Café Whitney opened at Whitney Peak Hotel, taking over the space that was Roundabout Grill after an ownership change. Previously operated by MaryBeth and Colin Smith, the hotel’s main eatery is now managed by Whitney Peak Hotel itself. While the same chef—Executive Chef Christian Flores—is at the helm, the menu got a complete overhaul, swapping some of the fussier Roundabout dishes for simplified meals.
Inside, the atmosphere remains the same. There were little, if any, design changes made inside the space, which is airy and offers an open-concept kitchen. The long bar still welcomes guests as well as high-top tables nearby. A couple of walls and design elements offer separation between dining spaces.
The menu is simpler. Noticeably missing are the charcuterie boards beloved at Roundabout, but overall the menu items cater to a diverse crowd and the easy dishes are well executed. The menu will change seasonally so what you see now may not be what you get months from now.
For starters, we sampled a few wines. The staff was generous in allowing the table to try sips of a couple varietals before settling on our glasses. To accompany our glass, we opted for the Street Taco Trio, sampling both the marinated asada and chicken tinga options. Each was topped with pickled red onion, cilantro, and fire roasted red and green salsa inside of flour tortillas. The combination of heat and spice was perfect—not overwhelming—and the pickled red onions added the perfect crunch. The tacos were warm and the freshness of each of the ingredients was evident in its taste.
For an entrée, several dishes piqued my interest. The downsizing of the menu was apparent—a 12-oz. ribeye, pan-roasted chicken breast, pan-seared cod.
There were also vegetarian options including a veggie pasta made with zucchini, garlic, fennel, tomatoes, basil, fresh mozzarella and served with garlic toast, and a sesame and herb-crusted tofu complimented with coriander, coconut curry, stir-fry vegetables and jasmine rice. I opted for the penne carbonara (bacon, peas, parmesan).
We split the entrée between two people and the staff made the process easy, serving it in two smaller bowls with even the garlic toast cut in half. From start to finish, the quality of the customer service was evident and you could tell everyone took the extra steps to help the experience run smoothly.
The pasta was exactly what I had hoped for. The dish was straightforward but every element was done well from the creamy sauce to the soft but not soggy peas. I even appreciated that this carbonara was made with bacon and not ham.
At the end of the meal the waiter offered to put the charge on our room, and it was abundantly clear that, at least on the night we visited, we were amongst few (if any other) locals. That being said, our waiter was pleased to hear there were Renoites enjoying the new Whitney Peak dining experience, as well.
Located on the bottom floor, it is easy to access the dining room even without staying at the hotel, which makes it accessible to locals and visitors alike.
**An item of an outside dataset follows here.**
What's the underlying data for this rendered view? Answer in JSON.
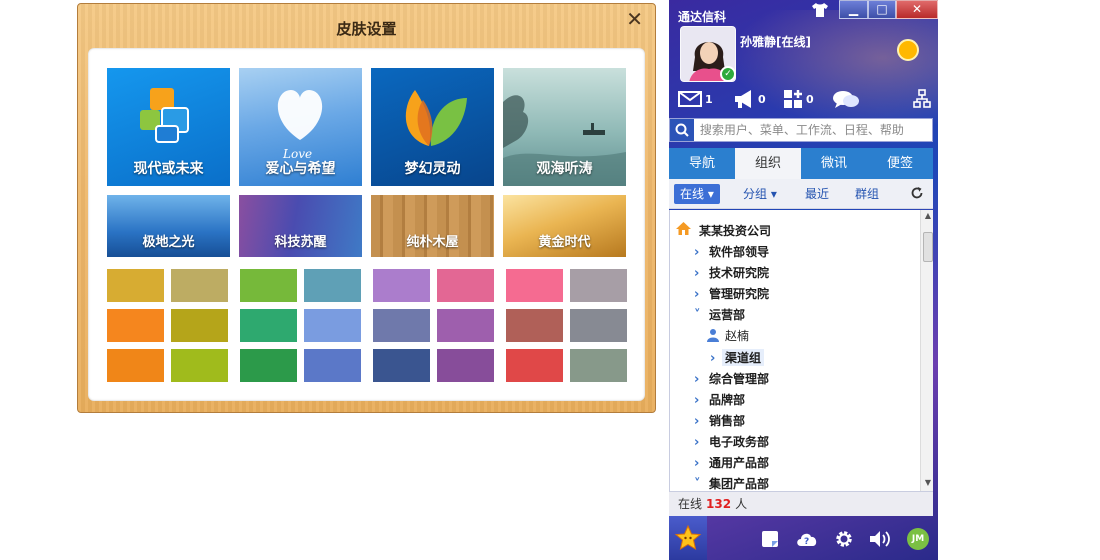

That is one aspect that—regardless of the restaurant’s name—I have always appreciated about the Whitney Peak space.
In person: 255 N Virginia, Reno, NV 89501
Call: (775) 398-5456
Hours: Breakfast daily 6 to 10 a.m., Dinner Sunday – Thursday 5 to 9 p.m. or Friday – Saturday 5 to 10 p.m.
Nora Heston Tarte is a long-time Reno resident living on the southside of town. In addition to food, her hobbies include wine, hiking, yoga and travel. She is also the managing editor of a regional, lifestyle publication and freelances for other publications most frequently in the travel space. Nora received her bachelor’s in Journalism from California State University, Sacramento before graduating from University of Nebraska, Lincoln with a master’s in Professional Journalism. You can follow her travel adventures, and local exploits, on her Instagram account @wanderlust_n_wine.